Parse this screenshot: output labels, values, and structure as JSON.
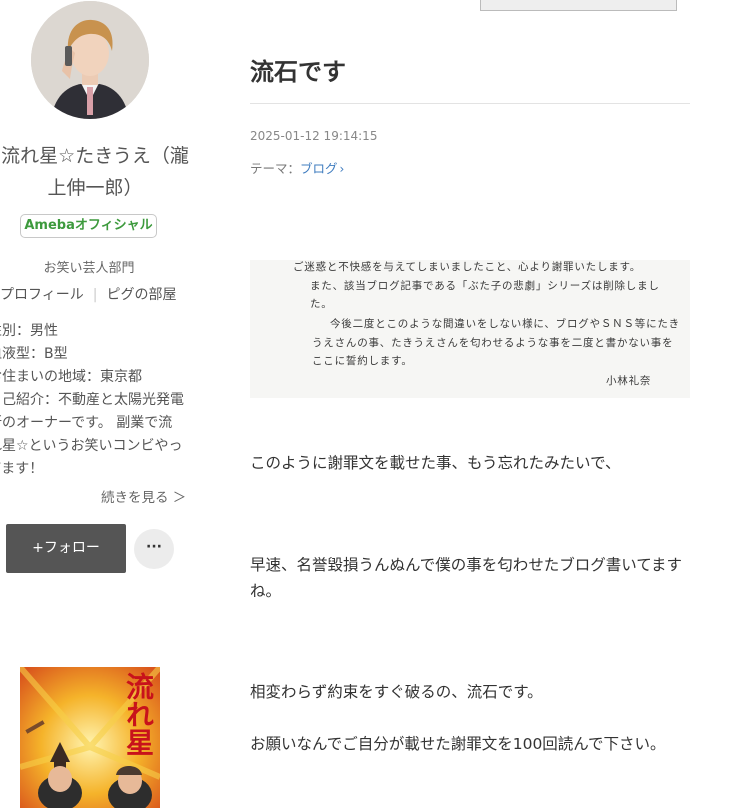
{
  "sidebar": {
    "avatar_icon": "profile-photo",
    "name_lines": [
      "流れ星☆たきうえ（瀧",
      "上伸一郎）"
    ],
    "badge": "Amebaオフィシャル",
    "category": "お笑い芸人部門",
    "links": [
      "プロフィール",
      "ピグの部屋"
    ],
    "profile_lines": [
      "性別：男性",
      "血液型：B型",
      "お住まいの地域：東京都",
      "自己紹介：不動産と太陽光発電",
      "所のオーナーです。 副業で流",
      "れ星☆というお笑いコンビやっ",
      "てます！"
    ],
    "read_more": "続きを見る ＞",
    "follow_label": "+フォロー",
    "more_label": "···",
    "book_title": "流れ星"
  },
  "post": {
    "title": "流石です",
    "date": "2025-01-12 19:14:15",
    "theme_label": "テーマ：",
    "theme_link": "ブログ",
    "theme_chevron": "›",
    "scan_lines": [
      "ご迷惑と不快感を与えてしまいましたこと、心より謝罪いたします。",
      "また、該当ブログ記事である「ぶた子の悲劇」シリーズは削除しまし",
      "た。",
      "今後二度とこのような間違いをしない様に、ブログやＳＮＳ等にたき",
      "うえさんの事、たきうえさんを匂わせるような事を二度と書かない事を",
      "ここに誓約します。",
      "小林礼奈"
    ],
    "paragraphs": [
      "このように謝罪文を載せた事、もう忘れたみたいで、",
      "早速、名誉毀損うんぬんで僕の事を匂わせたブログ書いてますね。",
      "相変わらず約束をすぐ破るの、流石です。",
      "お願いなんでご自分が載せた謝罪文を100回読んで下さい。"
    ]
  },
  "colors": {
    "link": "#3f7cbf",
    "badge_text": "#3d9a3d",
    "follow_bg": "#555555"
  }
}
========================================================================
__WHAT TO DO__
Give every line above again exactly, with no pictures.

__EXERCISE OUTPUT__
Parse this screenshot: output labels, values, and structure as JSON.
{
  "sidebar": {
    "avatar_icon": "profile-photo",
    "name_lines": [
      "流れ星☆たきうえ（瀧",
      "上伸一郎）"
    ],
    "badge": "Amebaオフィシャル",
    "category": "お笑い芸人部門",
    "links": [
      "プロフィール",
      "ピグの部屋"
    ],
    "profile_lines": [
      "性別：男性",
      "血液型：B型",
      "お住まいの地域：東京都",
      "自己紹介：不動産と太陽光発電",
      "所のオーナーです。 副業で流",
      "れ星☆というお笑いコンビやっ",
      "てます！"
    ],
    "read_more": "続きを見る ＞",
    "follow_label": "+フォロー",
    "more_label": "···",
    "book_title": "流れ星"
  },
  "post": {
    "title": "流石です",
    "date": "2025-01-12 19:14:15",
    "theme_label": "テーマ：",
    "theme_link": "ブログ",
    "theme_chevron": "›",
    "scan_lines": [
      "ご迷惑と不快感を与えてしまいましたこと、心より謝罪いたします。",
      "また、該当ブログ記事である「ぶた子の悲劇」シリーズは削除しまし",
      "た。",
      "今後二度とこのような間違いをしない様に、ブログやＳＮＳ等にたき",
      "うえさんの事、たきうえさんを匂わせるような事を二度と書かない事を",
      "ここに誓約します。",
      "小林礼奈"
    ],
    "paragraphs": [
      "このように謝罪文を載せた事、もう忘れたみたいで、",
      "早速、名誉毀損うんぬんで僕の事を匂わせたブログ書いてますね。",
      "相変わらず約束をすぐ破るの、流石です。",
      "お願いなんでご自分が載せた謝罪文を100回読んで下さい。"
    ]
  },
  "colors": {
    "link": "#3f7cbf",
    "badge_text": "#3d9a3d",
    "follow_bg": "#555555"
  }
}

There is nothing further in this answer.